Howdy! I'm Professor Curtis of Aspire Mountain Academy here with more statistics homework help. Today, we're going to learn how to calculate and compare an exact value with a practical value. Here's our problem statement: A polling company reported that 19% of 1,018 surveyed adults said that pesticides are “very harmful.” Complete Parts A through D below.
Part A: Find an exact value
What is the exact value that is 19% of 1,018?
Well, here in this case, to solve this question, we're going to translate the English into math. So we're looking for the exact value, so we could call that X or whatever you want to call it. Is translates into an equal sign. 19% — we can convert that to decimal form so we can perform a mathematical calculation. Of translates into multiplication. And 1018 is a number we're going to multiply by.
So I'm just going to go over here to my calculator, and we're gonna multiply 19% — just 0.19 (just move that decimal point over two places to the left to convert from a percent to a decimal) — of is times 1018. That gives us 193.42, so that's what I'm gonna put here in my answer field. Good job! Next part . . . .
Part B: Interpret an exact value
Could the result from Part A be the actual number of adults that have said that pesticides are “very harmful”? Why or why not?

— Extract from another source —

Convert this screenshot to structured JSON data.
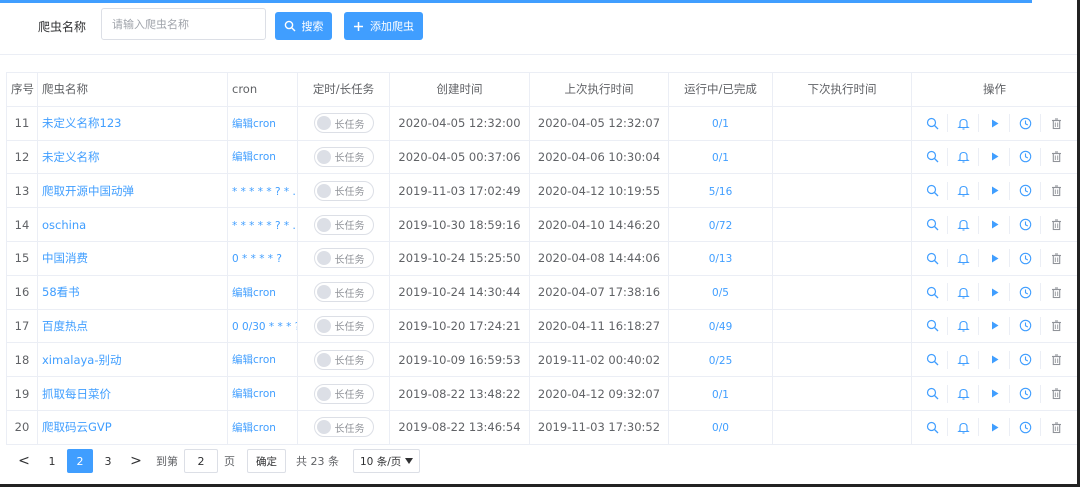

Well, if you want the actual number of adults, you're talking about discrete data because we don't count partial people. We count people as whole values, so the actual number of adults is going to be an integer value. The exact value 193.42 is not a whole number; it is a decimal. And so this represents what we call continuous data.
So the answer to the question here in Part B is going to be “No” because we're only counting whole people. So right off the bat we can eliminate answer options A and D. So let's look at answer options B and C.
B says, “No, the result from Part A could not be the actual number of adults who said that pesticides are very harmful because that is a very rare opinion.” No, we're actually talking about the difference between discrete and continuous data, so that doesn't sound right.
Let's look at answer option C: “No, the result from Part A could not be the actual number of adults who said that pesticides are very harmful because a count of people must result in a whole number.” Bingo! That's what we're looking for — “must result in a whole number” so that gives us discrete data. We check our answer. Good job!
Part C: Find a practical value
What could be the actual number of adults who said that pesticides are “very harmful”?
Well, to get the actual number, we're just gonna look at the exact value that we calculated here, and we're going to round it. So 193.42 rounded to the nearest whole number — we're gonna go down because the number right after our decimal point is less than five. So that gives us 193, which we type here in our answer field. Well done! And now the last part . . . .
Part D: Find a percentage
Among the 1018 respondents, 373 said that pesticides are “not at all harmful” — I’m not sure what they're . . . they're probably like, you know, making some sort of drug out of the pesticide and snorting it or something ‘cause I don't know how you can say pesticides are not at all harmful. It's a . . . it's a . . . it's a processed chemical, man! It's gonna . . . it's gonna have some harm to it! But anyway that — that's what they said. We’re not here to judge; we’re just here to take the data and do the stats with it. So 373 said that they were not at all harmful. What percentage of respondents said that pesticides are not at all harmful?
So if we want a percentage from the raw data, we just take the part and divide by the whole. So the part is the 373; that's the part of the whole 1018 respondents in the group. So I'm just gonna come over here, clear out my calculator, take 373 (that's the part) divided by the whole (1018), and boom! There's our answer!
Now this is the percentage in decimal form. Notice that here in the answer field, we're asked to calculate a percent; it wants the answer in percent form. So I can move this decimal point in my head and put this in, but it says rounded to two decimal places. So just to make sure I put the right number in, I'm going to come in and multiply this number by 100. So then I convert from decimal to percent. So now here's my percent which I can round the two decimal places — 36.64 — so that's what I'll stick in here. Good job!
And there it is. That's the solution to each step of the problem. That's how we do it here at Aspire Mountain Academy. Be sure to leave your comments below to let us know how good a job we did or how we can improve. And if your stats teacher is boring or just doesn't care to help you learn stats, go to aspiremountainacademy.com where you can find out more about accessing our lecture videos or provide feedback on what you'd like to see. Thanks for watching, and we'll see you in the next video.
Frustrated with a particular MyStatLab/MyMathLab homework problem? No worries! I'm Professor Curtis, and I'm here to help.